(What is expected) Every record is to be restated exactly, with nothing left out.

*****

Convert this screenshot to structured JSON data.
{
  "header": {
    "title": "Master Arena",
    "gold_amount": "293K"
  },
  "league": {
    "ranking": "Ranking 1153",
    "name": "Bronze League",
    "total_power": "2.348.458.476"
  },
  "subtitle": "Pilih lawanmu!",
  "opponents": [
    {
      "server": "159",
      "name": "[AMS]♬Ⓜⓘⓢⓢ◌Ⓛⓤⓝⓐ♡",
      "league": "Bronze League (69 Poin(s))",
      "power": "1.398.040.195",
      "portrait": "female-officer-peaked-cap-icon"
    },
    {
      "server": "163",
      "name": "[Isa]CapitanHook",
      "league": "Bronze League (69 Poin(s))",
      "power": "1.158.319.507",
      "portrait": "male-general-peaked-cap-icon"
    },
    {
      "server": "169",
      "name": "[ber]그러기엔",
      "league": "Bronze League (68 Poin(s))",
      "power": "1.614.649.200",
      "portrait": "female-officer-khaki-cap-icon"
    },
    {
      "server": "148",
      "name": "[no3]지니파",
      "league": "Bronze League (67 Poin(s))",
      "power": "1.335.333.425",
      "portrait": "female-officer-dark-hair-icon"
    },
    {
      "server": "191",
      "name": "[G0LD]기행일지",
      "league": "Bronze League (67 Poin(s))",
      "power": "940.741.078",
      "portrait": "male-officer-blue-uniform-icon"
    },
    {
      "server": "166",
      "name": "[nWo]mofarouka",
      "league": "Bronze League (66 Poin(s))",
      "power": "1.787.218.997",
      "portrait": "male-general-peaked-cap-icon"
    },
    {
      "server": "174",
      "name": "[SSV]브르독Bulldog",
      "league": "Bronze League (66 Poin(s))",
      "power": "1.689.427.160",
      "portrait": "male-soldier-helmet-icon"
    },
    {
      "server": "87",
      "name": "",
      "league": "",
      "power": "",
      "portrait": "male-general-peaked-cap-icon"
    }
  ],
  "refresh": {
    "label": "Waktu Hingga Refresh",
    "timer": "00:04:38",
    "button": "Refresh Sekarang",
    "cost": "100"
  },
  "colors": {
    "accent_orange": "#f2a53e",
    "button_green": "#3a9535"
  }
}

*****

(Answer section)
Convert this screenshot to structured JSON data.
{
  "header": {
    "title": "Master Arena",
    "gold_amount": "293K"
  },
  "league": {
    "ranking": "Ranking 1153",
    "name": "Bronze League",
    "total_power": "2.348.458.476"
  },
  "subtitle": "Pilih lawanmu!",
  "opponents": [
    {
      "server": "159",
      "name": "[AMS]♬Ⓜⓘⓢⓢ◌Ⓛⓤⓝⓐ♡",
      "league": "Bronze League (69 Poin(s))",
      "power": "1.398.040.195",
      "portrait": "female-officer-peaked-cap-icon"
    },
    {
      "server": "163",
      "name": "[Isa]CapitanHook",
      "league": "Bronze League (69 Poin(s))",
      "power": "1.158.319.507",
      "portrait": "male-general-peaked-cap-icon"
    },
    {
      "server": "169",
      "name": "[ber]그러기엔",
      "league": "Bronze League (68 Poin(s))",
      "power": "1.614.649.200",
      "portrait": "female-officer-khaki-cap-icon"
    },
    {
      "server": "148",
      "name": "[no3]지니파",
      "league": "Bronze League (67 Poin(s))",
      "power": "1.335.333.425",
      "portrait": "female-officer-dark-hair-icon"
    },
    {
      "server": "191",
      "name": "[G0LD]기행일지",
      "league": "Bronze League (67 Poin(s))",
      "power": "940.741.078",
      "portrait": "male-officer-blue-uniform-icon"
    },
    {
      "server": "166",
      "name": "[nWo]mofarouka",
      "league": "Bronze League (66 Poin(s))",
      "power": "1.787.218.997",
      "portrait": "male-general-peaked-cap-icon"
    },
    {
      "server": "174",
      "name": "[SSV]브르독Bulldog",
      "league": "Bronze League (66 Poin(s))",
      "power": "1.689.427.160",
      "portrait": "male-soldier-helmet-icon"
    },
    {
      "server": "87",
      "name": "",
      "league": "",
      "power": "",
      "portrait": "male-general-peaked-cap-icon"
    }
  ],
  "refresh": {
    "label": "Waktu Hingga Refresh",
    "timer": "00:04:38",
    "button": "Refresh Sekarang",
    "cost": "100"
  },
  "colors": {
    "accent_orange": "#f2a53e",
    "button_green": "#3a9535"
  }
}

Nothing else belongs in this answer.